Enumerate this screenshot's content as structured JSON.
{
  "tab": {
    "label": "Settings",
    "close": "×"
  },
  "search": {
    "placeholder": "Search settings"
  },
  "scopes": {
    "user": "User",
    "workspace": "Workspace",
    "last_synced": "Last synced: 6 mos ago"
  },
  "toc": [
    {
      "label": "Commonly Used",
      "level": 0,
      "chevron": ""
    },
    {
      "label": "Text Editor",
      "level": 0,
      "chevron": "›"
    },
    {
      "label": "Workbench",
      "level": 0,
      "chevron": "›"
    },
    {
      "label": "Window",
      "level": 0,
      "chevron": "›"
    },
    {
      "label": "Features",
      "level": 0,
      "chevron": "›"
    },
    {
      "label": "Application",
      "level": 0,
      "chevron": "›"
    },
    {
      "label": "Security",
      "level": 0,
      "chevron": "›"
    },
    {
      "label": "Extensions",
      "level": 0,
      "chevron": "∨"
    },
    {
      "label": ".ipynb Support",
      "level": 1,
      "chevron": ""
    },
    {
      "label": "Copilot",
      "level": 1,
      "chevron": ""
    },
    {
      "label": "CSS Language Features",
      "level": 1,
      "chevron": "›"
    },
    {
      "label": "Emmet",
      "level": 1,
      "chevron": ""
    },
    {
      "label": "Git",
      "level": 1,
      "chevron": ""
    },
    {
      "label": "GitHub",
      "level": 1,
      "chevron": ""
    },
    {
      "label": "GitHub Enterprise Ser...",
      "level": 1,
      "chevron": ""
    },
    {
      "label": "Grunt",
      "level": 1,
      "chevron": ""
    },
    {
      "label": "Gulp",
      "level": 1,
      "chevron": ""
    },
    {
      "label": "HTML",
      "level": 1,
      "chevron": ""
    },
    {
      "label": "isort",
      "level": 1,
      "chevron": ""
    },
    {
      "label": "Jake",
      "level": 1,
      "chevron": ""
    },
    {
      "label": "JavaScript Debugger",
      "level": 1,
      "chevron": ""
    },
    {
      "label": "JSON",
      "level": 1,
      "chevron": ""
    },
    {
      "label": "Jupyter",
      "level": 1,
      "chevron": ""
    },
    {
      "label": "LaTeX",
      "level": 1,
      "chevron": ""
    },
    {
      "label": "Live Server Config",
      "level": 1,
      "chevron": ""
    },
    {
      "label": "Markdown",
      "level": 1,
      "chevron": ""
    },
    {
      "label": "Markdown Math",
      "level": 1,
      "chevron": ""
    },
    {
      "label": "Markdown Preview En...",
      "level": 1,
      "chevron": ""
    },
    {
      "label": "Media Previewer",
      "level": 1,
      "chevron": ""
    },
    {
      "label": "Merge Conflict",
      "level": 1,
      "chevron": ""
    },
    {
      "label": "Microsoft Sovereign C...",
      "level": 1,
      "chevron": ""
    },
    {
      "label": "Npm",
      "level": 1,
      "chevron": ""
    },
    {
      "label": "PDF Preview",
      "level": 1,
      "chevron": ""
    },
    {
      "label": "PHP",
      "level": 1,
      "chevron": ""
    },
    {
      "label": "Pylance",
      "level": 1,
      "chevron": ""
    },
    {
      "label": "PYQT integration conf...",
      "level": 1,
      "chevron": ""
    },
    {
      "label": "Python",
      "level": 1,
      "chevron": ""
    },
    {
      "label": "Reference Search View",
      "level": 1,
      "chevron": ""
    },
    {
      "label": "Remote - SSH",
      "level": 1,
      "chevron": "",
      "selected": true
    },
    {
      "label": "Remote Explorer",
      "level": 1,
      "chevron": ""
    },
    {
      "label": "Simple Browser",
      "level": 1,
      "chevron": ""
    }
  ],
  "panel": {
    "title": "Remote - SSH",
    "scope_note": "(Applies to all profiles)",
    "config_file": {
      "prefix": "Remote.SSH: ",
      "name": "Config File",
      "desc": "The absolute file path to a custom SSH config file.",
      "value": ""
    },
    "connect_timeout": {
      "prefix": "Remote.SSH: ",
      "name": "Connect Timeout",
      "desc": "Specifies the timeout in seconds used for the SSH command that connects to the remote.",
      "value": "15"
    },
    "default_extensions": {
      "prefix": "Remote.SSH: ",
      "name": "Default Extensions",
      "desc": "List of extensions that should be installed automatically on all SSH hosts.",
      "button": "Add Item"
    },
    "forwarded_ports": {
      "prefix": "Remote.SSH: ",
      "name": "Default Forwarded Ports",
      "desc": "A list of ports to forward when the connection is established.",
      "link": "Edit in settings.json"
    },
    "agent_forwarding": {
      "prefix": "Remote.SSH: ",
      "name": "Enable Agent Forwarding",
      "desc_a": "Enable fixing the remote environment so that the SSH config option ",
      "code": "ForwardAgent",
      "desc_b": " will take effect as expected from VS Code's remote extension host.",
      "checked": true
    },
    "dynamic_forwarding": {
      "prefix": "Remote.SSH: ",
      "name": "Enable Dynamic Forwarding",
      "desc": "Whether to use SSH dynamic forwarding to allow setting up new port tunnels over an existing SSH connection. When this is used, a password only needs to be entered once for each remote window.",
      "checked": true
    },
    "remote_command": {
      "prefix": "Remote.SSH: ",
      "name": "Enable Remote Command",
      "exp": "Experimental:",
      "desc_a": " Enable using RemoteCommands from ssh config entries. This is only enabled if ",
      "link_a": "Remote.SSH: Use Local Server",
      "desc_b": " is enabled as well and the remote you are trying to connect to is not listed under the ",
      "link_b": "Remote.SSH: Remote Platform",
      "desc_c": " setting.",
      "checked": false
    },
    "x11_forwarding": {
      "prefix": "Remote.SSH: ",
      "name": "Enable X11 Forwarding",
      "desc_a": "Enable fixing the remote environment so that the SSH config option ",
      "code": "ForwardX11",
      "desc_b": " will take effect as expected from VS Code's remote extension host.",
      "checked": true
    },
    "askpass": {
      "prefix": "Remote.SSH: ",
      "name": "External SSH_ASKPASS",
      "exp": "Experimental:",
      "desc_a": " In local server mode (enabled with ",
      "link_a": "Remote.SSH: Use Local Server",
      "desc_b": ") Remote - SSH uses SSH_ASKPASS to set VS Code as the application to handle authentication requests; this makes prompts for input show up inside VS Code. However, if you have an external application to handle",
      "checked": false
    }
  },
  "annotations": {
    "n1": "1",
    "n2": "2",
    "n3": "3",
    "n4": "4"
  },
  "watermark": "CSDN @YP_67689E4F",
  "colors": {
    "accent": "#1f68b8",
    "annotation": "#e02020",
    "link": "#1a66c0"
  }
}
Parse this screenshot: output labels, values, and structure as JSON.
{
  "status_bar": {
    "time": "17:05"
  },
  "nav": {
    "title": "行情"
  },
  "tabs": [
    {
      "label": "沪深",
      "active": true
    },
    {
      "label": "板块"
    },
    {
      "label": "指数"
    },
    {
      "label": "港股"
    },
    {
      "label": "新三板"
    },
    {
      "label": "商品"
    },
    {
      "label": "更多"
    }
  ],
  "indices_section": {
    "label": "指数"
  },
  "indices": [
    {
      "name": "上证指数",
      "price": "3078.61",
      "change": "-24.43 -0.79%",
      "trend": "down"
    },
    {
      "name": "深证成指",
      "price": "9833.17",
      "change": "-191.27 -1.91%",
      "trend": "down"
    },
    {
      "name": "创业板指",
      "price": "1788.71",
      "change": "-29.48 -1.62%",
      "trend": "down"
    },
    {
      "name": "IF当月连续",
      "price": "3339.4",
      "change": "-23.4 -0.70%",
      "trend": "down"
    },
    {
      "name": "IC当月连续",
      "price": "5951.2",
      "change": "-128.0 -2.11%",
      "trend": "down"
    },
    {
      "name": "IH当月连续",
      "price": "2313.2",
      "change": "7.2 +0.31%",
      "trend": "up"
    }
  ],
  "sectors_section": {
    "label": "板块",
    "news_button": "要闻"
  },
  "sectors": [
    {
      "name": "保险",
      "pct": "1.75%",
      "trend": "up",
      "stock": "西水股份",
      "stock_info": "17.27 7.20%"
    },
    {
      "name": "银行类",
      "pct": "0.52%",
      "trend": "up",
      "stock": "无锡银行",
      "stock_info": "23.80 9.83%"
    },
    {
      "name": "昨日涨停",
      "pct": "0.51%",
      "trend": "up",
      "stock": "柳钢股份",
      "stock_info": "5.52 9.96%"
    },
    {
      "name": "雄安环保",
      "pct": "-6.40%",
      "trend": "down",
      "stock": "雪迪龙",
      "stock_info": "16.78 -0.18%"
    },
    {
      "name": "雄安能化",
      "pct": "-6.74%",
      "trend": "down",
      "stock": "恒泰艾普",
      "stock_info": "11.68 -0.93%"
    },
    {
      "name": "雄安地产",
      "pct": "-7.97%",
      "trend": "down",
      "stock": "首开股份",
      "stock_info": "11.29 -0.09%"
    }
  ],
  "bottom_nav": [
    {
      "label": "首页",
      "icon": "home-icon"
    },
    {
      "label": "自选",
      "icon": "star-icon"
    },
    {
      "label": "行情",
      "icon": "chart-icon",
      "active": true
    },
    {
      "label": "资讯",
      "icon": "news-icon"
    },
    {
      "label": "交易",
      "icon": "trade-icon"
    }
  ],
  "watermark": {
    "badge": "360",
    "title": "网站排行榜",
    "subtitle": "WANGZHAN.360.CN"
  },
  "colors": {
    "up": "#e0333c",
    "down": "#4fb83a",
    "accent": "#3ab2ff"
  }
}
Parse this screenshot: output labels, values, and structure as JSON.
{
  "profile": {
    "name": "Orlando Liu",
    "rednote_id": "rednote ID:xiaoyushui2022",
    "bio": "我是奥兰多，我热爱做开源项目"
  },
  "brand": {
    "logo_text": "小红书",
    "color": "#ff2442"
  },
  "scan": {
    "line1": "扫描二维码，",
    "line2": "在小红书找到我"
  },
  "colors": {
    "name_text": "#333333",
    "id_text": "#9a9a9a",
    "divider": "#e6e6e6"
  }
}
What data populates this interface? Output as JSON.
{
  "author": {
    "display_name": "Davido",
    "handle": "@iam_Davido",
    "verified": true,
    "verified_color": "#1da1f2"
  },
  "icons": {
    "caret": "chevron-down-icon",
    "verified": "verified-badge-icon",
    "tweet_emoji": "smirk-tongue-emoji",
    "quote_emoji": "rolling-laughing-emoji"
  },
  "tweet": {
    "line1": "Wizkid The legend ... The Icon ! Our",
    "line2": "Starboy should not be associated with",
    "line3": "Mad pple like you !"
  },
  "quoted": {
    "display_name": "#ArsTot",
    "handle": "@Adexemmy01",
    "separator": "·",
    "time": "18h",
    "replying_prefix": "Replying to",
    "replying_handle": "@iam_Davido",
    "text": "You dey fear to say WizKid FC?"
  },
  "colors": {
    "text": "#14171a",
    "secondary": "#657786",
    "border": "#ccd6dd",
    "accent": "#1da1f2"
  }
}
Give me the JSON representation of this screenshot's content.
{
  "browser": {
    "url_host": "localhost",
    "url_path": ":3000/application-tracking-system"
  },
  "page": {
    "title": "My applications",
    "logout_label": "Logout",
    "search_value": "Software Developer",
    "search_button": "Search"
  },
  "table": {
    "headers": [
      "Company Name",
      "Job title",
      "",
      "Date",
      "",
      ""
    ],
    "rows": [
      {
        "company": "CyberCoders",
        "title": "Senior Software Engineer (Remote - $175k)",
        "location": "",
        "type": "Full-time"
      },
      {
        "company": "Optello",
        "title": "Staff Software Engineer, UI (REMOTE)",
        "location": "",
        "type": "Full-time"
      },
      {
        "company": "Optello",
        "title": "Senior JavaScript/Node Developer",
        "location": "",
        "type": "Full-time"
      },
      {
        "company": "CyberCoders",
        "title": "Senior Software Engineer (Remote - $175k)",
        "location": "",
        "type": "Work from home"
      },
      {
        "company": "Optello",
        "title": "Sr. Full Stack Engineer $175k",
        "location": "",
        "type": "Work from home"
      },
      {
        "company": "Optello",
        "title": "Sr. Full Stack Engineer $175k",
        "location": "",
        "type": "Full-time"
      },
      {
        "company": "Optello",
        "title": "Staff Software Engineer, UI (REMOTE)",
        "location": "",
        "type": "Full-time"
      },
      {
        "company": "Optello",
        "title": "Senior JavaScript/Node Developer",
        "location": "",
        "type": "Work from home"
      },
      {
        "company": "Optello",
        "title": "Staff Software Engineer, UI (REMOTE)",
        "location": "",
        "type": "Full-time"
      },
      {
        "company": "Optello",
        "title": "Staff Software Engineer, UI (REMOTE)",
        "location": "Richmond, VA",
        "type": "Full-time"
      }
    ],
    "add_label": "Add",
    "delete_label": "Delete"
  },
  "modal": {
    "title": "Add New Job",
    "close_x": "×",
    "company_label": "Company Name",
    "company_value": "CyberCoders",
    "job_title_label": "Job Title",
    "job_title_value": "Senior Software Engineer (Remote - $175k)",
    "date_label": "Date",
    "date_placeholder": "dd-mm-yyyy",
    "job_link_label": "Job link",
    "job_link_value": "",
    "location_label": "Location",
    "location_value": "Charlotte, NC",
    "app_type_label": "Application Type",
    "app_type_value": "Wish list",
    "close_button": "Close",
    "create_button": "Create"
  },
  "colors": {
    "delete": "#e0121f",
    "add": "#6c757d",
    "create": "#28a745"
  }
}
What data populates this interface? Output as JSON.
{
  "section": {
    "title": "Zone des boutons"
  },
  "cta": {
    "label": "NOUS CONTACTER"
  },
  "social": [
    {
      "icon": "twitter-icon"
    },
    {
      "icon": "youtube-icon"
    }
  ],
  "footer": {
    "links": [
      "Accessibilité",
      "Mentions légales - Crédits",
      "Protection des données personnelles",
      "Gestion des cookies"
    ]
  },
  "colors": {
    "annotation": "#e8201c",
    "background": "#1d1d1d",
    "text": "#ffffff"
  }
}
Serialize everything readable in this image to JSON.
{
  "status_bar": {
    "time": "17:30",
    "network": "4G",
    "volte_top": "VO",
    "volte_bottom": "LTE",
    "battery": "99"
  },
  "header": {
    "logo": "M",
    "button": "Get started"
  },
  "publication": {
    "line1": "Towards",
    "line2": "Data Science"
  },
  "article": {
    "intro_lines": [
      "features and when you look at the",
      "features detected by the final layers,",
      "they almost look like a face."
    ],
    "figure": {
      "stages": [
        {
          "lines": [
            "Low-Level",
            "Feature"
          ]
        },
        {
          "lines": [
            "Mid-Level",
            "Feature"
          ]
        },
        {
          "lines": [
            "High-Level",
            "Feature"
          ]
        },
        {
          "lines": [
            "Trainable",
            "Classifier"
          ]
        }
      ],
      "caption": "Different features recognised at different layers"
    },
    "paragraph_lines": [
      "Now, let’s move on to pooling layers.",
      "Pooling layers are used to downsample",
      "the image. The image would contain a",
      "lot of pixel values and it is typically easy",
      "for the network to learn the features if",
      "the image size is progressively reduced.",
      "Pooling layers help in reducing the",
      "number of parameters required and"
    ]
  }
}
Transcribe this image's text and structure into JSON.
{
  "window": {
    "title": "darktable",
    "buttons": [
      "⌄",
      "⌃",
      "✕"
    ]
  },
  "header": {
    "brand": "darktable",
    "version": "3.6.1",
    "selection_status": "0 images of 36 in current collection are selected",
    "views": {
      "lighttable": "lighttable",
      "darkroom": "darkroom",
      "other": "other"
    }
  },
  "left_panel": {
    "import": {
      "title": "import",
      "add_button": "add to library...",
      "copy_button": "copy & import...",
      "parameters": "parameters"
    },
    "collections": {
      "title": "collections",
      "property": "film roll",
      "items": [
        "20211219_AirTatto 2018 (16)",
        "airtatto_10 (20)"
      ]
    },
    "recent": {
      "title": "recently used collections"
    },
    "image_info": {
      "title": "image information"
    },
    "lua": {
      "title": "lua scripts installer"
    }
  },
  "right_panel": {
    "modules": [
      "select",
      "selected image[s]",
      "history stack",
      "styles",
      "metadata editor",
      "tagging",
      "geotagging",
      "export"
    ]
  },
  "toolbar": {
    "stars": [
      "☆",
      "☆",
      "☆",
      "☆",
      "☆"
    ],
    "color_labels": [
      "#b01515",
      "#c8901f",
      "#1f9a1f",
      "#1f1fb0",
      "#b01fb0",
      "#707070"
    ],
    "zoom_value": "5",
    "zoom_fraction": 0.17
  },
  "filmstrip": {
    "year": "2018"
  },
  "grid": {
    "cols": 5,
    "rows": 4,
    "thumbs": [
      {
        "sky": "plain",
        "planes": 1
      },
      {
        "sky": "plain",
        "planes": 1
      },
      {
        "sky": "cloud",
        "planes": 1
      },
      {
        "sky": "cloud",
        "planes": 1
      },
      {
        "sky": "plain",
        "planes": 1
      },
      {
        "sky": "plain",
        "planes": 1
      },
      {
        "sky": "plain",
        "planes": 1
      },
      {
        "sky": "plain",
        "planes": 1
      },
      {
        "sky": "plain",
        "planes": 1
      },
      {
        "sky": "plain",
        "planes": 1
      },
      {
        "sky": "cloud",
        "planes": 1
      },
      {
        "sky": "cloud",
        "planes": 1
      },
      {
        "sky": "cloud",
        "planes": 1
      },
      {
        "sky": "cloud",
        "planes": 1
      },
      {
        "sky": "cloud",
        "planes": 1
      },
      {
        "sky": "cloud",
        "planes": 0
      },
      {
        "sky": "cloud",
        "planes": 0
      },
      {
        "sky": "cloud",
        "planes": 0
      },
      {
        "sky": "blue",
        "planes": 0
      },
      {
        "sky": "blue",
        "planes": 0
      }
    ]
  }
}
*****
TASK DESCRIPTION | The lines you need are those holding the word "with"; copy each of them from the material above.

WRITTEN ANSWER |
      "desc_a": " In local server mode (enabled with ",
    "line2": "Starboy should not be associated with",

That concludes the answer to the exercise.